Birth weight drops with income in U.S.
Health disparities are common in developed countries, including the United States, but at what age those inequities take root and how they vary between countries is less clear.
For a new study, researchers compared the link between income, education, and low birth weight in the United States with those in three comparable countries: the United Kingdom, Canada, and Australia. Low birth weight is a primary risk factor for infant deaths and is considered a key predictor of health and socioeconomic status throughout life and across generations.
The findings show that while low birth weight is linked to lower income and education levels in all four countries, that connection was most persistent in the US.
The research looked a low birth weights among babies born to mothers in five income groups and with varying levels of education. In the UK, Canada and Australia, disparities in birth weights were most pronounced between the highest- and lowest-income groups. But in the US, birth weights dropped consistently with income level. The findings underscore the degree to which inequity impacts health in the US, says lead author Melissa Martinson, assistant professor in the School of Social Work at the University of Washington.
“We would expect in any country that there would be health differences between the highest incomes and lowest incomes, but what’s interesting in the US is how clear the distinction is for every dollar of income.”
The study, published in the American Journal of Public Health, looked at national birth weight data from maternal reports and birth certificates in the four countries, as well as maternal education and income data from longitudinal studies.
“It’s not just the very rich and poor whose health is tied to income in the US, but infants at every step of the socioeconomic ladder.”
The researchers controlled for differences in marital status, infant gender, and mothers’ race and ethnicity. They found that low birth weights—defined as 5.5 pounds or less— were highest overall in the UK (6.0 percent), followed by the US (5.8 percent), Canada (5.5 percent), and Australia (4.8 percent).
The data predates the Affordable Care Act, and the other three countries have more generous health care and social support systems than the US But low birth weights in the US are linked to factors beyond health insurance coverage, such as income instability, food insecurity, and residential segregation.
“If you’re a low-income woman and you grew up low-income and had poor nutrition and more stress, all these factors have accumulated throughout the life course to culminate in low birth weights,” she says.
Martinson began looking at health disparities across countries while employed as a social worker in the UK. Noting the differences in social services between England and the United States, she wondered what role those services played in health outcomes throughout life. Martinson published a paper in 2012 which found that health disparities by income were pervasive in both countries, despite England’s better overall health and universal health insurance.
That prompted her to investigate whether inequities that contribute to health outcomes start at birth, and how those disparities might compare between the US and similar countries. The new study demonstrates that income and education matter more for health at birth in the US than in other countries.
“It’s not just the very rich and poor whose health is tied to income in the US, but infants at every step of the socioeconomic ladder,” Martinson says.

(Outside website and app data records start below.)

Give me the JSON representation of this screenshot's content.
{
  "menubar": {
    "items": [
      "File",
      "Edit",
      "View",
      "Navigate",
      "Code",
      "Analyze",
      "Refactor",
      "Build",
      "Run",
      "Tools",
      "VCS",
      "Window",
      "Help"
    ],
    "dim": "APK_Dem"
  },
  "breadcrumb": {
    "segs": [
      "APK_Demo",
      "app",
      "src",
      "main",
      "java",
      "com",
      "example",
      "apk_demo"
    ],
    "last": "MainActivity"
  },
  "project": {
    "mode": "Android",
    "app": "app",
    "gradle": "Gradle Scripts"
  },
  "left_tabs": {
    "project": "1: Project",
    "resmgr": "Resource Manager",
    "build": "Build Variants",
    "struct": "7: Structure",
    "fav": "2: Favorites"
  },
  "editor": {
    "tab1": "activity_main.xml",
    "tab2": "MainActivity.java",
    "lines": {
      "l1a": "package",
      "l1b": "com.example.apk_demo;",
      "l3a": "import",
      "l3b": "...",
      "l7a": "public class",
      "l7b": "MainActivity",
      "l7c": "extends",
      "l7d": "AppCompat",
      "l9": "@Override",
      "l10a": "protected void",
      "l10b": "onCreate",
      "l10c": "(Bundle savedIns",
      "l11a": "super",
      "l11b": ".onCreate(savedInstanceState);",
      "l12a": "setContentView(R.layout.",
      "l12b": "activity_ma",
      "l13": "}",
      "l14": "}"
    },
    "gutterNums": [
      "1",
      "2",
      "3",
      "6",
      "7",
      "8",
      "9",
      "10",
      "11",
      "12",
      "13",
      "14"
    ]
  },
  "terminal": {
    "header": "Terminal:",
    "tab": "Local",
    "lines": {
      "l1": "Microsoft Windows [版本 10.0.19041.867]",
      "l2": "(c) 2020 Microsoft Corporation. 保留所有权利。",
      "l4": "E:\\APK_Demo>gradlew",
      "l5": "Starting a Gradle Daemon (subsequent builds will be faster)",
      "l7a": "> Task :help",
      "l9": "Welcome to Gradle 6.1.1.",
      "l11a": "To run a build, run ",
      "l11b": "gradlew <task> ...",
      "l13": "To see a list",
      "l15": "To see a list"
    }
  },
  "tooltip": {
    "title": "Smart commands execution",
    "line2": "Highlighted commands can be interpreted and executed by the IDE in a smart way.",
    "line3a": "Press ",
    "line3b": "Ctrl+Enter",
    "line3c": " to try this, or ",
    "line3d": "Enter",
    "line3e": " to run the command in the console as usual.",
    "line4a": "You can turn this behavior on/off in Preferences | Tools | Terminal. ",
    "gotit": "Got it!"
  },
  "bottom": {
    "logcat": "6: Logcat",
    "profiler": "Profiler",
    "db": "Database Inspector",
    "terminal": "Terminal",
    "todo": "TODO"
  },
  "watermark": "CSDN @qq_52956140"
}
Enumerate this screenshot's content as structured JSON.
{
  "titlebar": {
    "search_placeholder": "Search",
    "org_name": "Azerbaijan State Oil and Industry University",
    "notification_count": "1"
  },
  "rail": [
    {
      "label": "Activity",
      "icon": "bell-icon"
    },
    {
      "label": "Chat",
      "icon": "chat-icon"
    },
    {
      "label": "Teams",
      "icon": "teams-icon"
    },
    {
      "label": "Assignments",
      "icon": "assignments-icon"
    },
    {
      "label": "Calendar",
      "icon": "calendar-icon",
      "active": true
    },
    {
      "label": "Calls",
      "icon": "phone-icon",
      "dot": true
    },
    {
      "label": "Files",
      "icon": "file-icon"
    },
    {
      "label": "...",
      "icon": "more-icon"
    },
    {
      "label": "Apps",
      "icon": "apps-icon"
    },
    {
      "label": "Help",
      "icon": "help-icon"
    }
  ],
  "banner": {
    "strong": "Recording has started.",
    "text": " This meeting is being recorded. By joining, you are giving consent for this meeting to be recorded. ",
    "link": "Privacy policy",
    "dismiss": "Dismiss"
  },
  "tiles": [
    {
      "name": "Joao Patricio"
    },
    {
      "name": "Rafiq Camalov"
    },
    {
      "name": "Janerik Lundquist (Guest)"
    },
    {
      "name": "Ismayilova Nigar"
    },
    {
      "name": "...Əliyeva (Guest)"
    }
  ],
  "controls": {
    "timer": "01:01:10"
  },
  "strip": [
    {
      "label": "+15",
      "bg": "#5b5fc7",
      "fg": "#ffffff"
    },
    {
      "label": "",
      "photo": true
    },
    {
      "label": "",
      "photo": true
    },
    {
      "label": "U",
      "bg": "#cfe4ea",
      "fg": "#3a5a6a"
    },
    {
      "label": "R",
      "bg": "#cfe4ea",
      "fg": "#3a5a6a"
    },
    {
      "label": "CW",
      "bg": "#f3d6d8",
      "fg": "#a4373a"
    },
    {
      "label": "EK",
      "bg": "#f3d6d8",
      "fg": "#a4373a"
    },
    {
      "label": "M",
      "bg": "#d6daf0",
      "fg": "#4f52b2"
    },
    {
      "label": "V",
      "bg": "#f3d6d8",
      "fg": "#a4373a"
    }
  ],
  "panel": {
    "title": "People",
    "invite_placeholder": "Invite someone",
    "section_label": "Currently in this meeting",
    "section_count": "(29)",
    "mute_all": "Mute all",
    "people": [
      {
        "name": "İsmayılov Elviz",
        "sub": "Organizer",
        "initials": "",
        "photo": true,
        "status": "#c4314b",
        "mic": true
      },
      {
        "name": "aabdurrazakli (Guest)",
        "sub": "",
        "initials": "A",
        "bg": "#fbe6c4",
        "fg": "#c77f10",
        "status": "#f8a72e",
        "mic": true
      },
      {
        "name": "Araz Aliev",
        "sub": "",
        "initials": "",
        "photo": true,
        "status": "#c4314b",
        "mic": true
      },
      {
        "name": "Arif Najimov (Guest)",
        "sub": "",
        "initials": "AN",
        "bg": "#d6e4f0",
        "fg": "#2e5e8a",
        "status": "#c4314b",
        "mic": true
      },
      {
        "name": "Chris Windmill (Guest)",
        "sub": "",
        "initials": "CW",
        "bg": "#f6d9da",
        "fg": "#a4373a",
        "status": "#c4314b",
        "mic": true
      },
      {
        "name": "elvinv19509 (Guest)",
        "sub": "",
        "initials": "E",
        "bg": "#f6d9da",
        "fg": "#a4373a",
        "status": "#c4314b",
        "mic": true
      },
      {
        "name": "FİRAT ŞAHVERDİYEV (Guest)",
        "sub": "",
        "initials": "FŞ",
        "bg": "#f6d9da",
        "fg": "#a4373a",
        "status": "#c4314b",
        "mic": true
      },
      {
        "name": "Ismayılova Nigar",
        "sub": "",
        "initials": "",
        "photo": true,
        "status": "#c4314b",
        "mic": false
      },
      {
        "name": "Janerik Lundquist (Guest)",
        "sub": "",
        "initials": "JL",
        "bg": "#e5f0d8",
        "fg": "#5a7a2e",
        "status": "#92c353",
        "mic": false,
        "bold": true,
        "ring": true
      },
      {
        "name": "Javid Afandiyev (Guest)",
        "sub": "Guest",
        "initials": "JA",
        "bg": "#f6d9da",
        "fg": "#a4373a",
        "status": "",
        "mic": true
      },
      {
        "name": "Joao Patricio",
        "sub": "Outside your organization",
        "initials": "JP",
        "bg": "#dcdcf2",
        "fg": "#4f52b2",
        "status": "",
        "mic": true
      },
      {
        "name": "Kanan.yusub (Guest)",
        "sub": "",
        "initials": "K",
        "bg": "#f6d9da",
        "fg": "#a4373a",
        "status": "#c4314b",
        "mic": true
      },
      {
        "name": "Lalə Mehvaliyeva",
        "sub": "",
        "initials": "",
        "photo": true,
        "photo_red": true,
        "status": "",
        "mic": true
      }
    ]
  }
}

The Affordable Care Act could help mitigate low birth weight and other poverty-related health impacts, but consistent rates of low-birth weights in the US over the past half century—despite advances in reproductive technology, dramatic decreases in smoking rates, and expanded prenatal care — suggest that reversing the trend will take time.
“There are many questions about how health inequities emerge over the life course,” she says. “This research shows they’re there at birth. Whatever health disparities a woman has as a 50-year-old, they’re partially laid out for her at birth in the US, more than in these other countries.”
Nancy Reichman, a professor at the Robert Wood Johnson Medical School at Rutgers University coauthored the study.
Source: University of Washington